Wed Jun 7 14:46:23 EDT 2017
While driving, this struck me:
- the model is functional (= directed, acyclic)
- the user input is unambiguous ("one hand")
- the user presentation is where "choice" pops up
The main insight is that the choice is where the user uses its "one
hand". Then extended, multi-hand is possible as long as the controls
are not linked through constraints.
Basically, when the user "chooses" one side of the view, the other
side is no longer an input, but becomes a presentation, functionally
dependent on the active input.
The topology is something like this:
- DAG (engine) - constraint network (presentation+input) - DAG (presentation)
It is the combined presentation and input that causes the problems:
this is almost always multi-faceted. Change one "knob", and others
At the point the user picks one of the linked controls, the network is
directionalized and the problem reduces to FRP.
So, the two main problems are to implement:
- functional reactive programs
- directionalization of constraint networks
EDIT: The thing is, if the whole model is recomputed, these cyclic
things can disappear. The view is always a deterministic rendering of
the model. It is not necessary to directionalize anything.
Maybe that is exactly what the react approach solves? Recompute
everything, then optimize redraws through diffing. This as opposed to
directionalizing constraints. It just bypasses all the hairy stuff.
In an animated gui, there is never a need for any directionalization
if the gui gets updated as a whole on each frame. With the ubiquity
of GPUs this should be assumed.
Then, it might be possible to do the tree-diffing when no GPU is

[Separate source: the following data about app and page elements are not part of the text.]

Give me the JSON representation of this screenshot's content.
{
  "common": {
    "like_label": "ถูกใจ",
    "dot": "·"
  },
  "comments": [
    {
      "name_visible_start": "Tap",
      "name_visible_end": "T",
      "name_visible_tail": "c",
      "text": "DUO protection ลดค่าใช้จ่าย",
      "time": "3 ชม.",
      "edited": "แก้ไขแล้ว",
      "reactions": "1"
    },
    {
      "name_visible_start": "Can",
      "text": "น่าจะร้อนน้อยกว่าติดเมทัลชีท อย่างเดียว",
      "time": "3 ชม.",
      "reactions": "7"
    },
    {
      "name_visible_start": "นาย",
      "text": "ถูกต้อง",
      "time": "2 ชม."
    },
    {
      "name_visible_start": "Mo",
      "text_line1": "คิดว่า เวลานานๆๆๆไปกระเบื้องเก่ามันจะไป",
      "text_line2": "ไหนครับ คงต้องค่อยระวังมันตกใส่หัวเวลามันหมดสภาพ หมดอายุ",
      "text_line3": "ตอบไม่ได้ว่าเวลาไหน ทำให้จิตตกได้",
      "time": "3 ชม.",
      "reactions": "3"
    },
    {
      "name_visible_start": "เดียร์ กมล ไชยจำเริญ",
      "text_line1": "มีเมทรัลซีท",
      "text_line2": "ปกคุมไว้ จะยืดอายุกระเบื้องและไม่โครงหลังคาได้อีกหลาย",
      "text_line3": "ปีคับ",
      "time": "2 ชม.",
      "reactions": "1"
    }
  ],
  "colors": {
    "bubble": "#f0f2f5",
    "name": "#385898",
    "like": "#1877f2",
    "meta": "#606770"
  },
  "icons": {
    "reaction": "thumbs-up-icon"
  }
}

EDIT: Two approaches:
- model recompute + tree diffing to compute imperative updates
- constraint directionalization